Data about app and page elements:
/---

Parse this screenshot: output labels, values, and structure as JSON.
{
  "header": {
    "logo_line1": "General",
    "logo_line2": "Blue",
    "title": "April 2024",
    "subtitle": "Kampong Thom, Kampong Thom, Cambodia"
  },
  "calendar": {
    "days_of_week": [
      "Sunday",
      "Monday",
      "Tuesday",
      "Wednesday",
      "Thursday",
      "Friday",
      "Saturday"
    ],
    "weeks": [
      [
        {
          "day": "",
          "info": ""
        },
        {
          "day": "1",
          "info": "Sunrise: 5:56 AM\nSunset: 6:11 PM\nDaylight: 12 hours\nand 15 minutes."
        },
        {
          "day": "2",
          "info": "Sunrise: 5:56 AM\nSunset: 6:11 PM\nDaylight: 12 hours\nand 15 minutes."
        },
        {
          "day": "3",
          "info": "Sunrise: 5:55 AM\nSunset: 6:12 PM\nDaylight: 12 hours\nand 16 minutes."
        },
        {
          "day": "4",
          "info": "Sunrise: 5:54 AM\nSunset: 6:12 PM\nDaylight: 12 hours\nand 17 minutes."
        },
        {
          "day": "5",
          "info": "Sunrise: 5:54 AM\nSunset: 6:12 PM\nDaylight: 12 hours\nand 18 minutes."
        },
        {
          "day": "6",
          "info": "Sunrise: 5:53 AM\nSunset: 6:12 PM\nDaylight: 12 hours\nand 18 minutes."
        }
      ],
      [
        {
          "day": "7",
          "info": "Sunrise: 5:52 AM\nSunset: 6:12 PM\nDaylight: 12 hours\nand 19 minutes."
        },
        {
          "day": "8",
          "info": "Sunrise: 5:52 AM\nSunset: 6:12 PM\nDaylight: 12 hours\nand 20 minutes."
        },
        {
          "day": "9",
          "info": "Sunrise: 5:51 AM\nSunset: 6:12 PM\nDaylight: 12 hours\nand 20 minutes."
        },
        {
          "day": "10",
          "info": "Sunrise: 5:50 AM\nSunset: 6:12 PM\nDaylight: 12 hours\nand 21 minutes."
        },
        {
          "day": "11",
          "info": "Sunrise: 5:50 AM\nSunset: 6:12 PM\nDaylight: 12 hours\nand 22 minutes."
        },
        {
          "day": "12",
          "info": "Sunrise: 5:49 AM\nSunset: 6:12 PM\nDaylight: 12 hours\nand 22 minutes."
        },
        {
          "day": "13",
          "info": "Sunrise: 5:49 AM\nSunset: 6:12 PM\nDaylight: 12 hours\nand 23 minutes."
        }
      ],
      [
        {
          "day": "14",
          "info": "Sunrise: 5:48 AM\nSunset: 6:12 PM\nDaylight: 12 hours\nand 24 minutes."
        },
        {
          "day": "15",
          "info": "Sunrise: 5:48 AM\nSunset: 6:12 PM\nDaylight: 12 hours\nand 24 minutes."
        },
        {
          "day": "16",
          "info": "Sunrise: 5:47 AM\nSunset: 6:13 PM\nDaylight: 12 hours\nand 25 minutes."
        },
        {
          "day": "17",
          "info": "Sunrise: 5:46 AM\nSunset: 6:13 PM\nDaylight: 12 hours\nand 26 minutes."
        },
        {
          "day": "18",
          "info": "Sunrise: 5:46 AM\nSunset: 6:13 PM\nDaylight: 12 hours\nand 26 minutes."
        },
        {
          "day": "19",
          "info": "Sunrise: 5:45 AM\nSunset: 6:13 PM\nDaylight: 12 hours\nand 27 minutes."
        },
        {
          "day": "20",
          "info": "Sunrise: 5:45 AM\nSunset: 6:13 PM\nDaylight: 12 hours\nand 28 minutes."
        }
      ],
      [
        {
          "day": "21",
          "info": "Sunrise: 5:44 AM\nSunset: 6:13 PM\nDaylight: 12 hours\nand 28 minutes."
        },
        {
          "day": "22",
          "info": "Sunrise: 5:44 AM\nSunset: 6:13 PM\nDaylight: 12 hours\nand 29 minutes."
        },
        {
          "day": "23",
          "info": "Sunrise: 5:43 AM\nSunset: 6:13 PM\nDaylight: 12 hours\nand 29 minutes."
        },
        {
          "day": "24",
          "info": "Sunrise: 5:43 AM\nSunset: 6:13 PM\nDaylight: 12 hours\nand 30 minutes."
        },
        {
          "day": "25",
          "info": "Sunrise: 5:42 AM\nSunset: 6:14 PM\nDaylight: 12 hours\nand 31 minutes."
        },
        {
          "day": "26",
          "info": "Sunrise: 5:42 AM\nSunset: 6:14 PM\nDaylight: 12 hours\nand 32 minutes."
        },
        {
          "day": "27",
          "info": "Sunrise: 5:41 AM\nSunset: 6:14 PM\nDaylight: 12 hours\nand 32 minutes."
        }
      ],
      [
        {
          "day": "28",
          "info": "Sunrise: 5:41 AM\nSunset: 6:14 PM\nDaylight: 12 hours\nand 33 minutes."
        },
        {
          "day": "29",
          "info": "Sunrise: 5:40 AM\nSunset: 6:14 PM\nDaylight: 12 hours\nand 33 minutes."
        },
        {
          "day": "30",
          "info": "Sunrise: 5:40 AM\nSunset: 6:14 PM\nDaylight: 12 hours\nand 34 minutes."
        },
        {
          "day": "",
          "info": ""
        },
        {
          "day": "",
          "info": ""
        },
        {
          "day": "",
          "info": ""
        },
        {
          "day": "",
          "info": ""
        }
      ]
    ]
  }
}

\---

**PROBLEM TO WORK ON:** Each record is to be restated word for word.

**ANSWER AREA:**
Parse this screenshot: output labels, values, and structure as JSON.
{
  "header": {
    "logo_line1": "General",
    "logo_line2": "Blue",
    "title": "April 2024",
    "subtitle": "Kampong Thom, Kampong Thom, Cambodia"
  },
  "calendar": {
    "days_of_week": [
      "Sunday",
      "Monday",
      "Tuesday",
      "Wednesday",
      "Thursday",
      "Friday",
      "Saturday"
    ],
    "weeks": [
      [
        {
          "day": "",
          "info": ""
        },
        {
          "day": "1",
          "info": "Sunrise: 5:56 AM\nSunset: 6:11 PM\nDaylight: 12 hours\nand 15 minutes."
        },
        {
          "day": "2",
          "info": "Sunrise: 5:56 AM\nSunset: 6:11 PM\nDaylight: 12 hours\nand 15 minutes."
        },
        {
          "day": "3",
          "info": "Sunrise: 5:55 AM\nSunset: 6:12 PM\nDaylight: 12 hours\nand 16 minutes."
        },
        {
          "day": "4",
          "info": "Sunrise: 5:54 AM\nSunset: 6:12 PM\nDaylight: 12 hours\nand 17 minutes."
        },
        {
          "day": "5",
          "info": "Sunrise: 5:54 AM\nSunset: 6:12 PM\nDaylight: 12 hours\nand 18 minutes."
        },
        {
          "day": "6",
          "info": "Sunrise: 5:53 AM\nSunset: 6:12 PM\nDaylight: 12 hours\nand 18 minutes."
        }
      ],
      [
        {
          "day": "7",
          "info": "Sunrise: 5:52 AM\nSunset: 6:12 PM\nDaylight: 12 hours\nand 19 minutes."
        },
        {
          "day": "8",
          "info": "Sunrise: 5:52 AM\nSunset: 6:12 PM\nDaylight: 12 hours\nand 20 minutes."
        },
        {
          "day": "9",
          "info": "Sunrise: 5:51 AM\nSunset: 6:12 PM\nDaylight: 12 hours\nand 20 minutes."
        },
        {
          "day": "10",
          "info": "Sunrise: 5:50 AM\nSunset: 6:12 PM\nDaylight: 12 hours\nand 21 minutes."
        },
        {
          "day": "11",
          "info": "Sunrise: 5:50 AM\nSunset: 6:12 PM\nDaylight: 12 hours\nand 22 minutes."
        },
        {
          "day": "12",
          "info": "Sunrise: 5:49 AM\nSunset: 6:12 PM\nDaylight: 12 hours\nand 22 minutes."
        },
        {
          "day": "13",
          "info": "Sunrise: 5:49 AM\nSunset: 6:12 PM\nDaylight: 12 hours\nand 23 minutes."
        }
      ],
      [
        {
          "day": "14",
          "info": "Sunrise: 5:48 AM\nSunset: 6:12 PM\nDaylight: 12 hours\nand 24 minutes."
        },
        {
          "day": "15",
          "info": "Sunrise: 5:48 AM\nSunset: 6:12 PM\nDaylight: 12 hours\nand 24 minutes."
        },
        {
          "day": "16",
          "info": "Sunrise: 5:47 AM\nSunset: 6:13 PM\nDaylight: 12 hours\nand 25 minutes."
        },
        {
          "day": "17",
          "info": "Sunrise: 5:46 AM\nSunset: 6:13 PM\nDaylight: 12 hours\nand 26 minutes."
        },
        {
          "day": "18",
          "info": "Sunrise: 5:46 AM\nSunset: 6:13 PM\nDaylight: 12 hours\nand 26 minutes."
        },
        {
          "day": "19",
          "info": "Sunrise: 5:45 AM\nSunset: 6:13 PM\nDaylight: 12 hours\nand 27 minutes."
        },
        {
          "day": "20",
          "info": "Sunrise: 5:45 AM\nSunset: 6:13 PM\nDaylight: 12 hours\nand 28 minutes."
        }
      ],
      [
        {
          "day": "21",
          "info": "Sunrise: 5:44 AM\nSunset: 6:13 PM\nDaylight: 12 hours\nand 28 minutes."
        },
        {
          "day": "22",
          "info": "Sunrise: 5:44 AM\nSunset: 6:13 PM\nDaylight: 12 hours\nand 29 minutes."
        },
        {
          "day": "23",
          "info": "Sunrise: 5:43 AM\nSunset: 6:13 PM\nDaylight: 12 hours\nand 29 minutes."
        },
        {
          "day": "24",
          "info": "Sunrise: 5:43 AM\nSunset: 6:13 PM\nDaylight: 12 hours\nand 30 minutes."
        },
        {
          "day": "25",
          "info": "Sunrise: 5:42 AM\nSunset: 6:14 PM\nDaylight: 12 hours\nand 31 minutes."
        },
        {
          "day": "26",
          "info": "Sunrise: 5:42 AM\nSunset: 6:14 PM\nDaylight: 12 hours\nand 32 minutes."
        },
        {
          "day": "27",
          "info": "Sunrise: 5:41 AM\nSunset: 6:14 PM\nDaylight: 12 hours\nand 32 minutes."
        }
      ],
      [
        {
          "day": "28",
          "info": "Sunrise: 5:41 AM\nSunset: 6:14 PM\nDaylight: 12 hours\nand 33 minutes."
        },
        {
          "day": "29",
          "info": "Sunrise: 5:40 AM\nSunset: 6:14 PM\nDaylight: 12 hours\nand 33 minutes."
        },
        {
          "day": "30",
          "info": "Sunrise: 5:40 AM\nSunset: 6:14 PM\nDaylight: 12 hours\nand 34 minutes."
        },
        {
          "day": "",
          "info": ""
        },
        {
          "day": "",
          "info": ""
        },
        {
          "day": "",
          "info": ""
        },
        {
          "day": "",
          "info": ""
        }
      ]
    ]
  }
}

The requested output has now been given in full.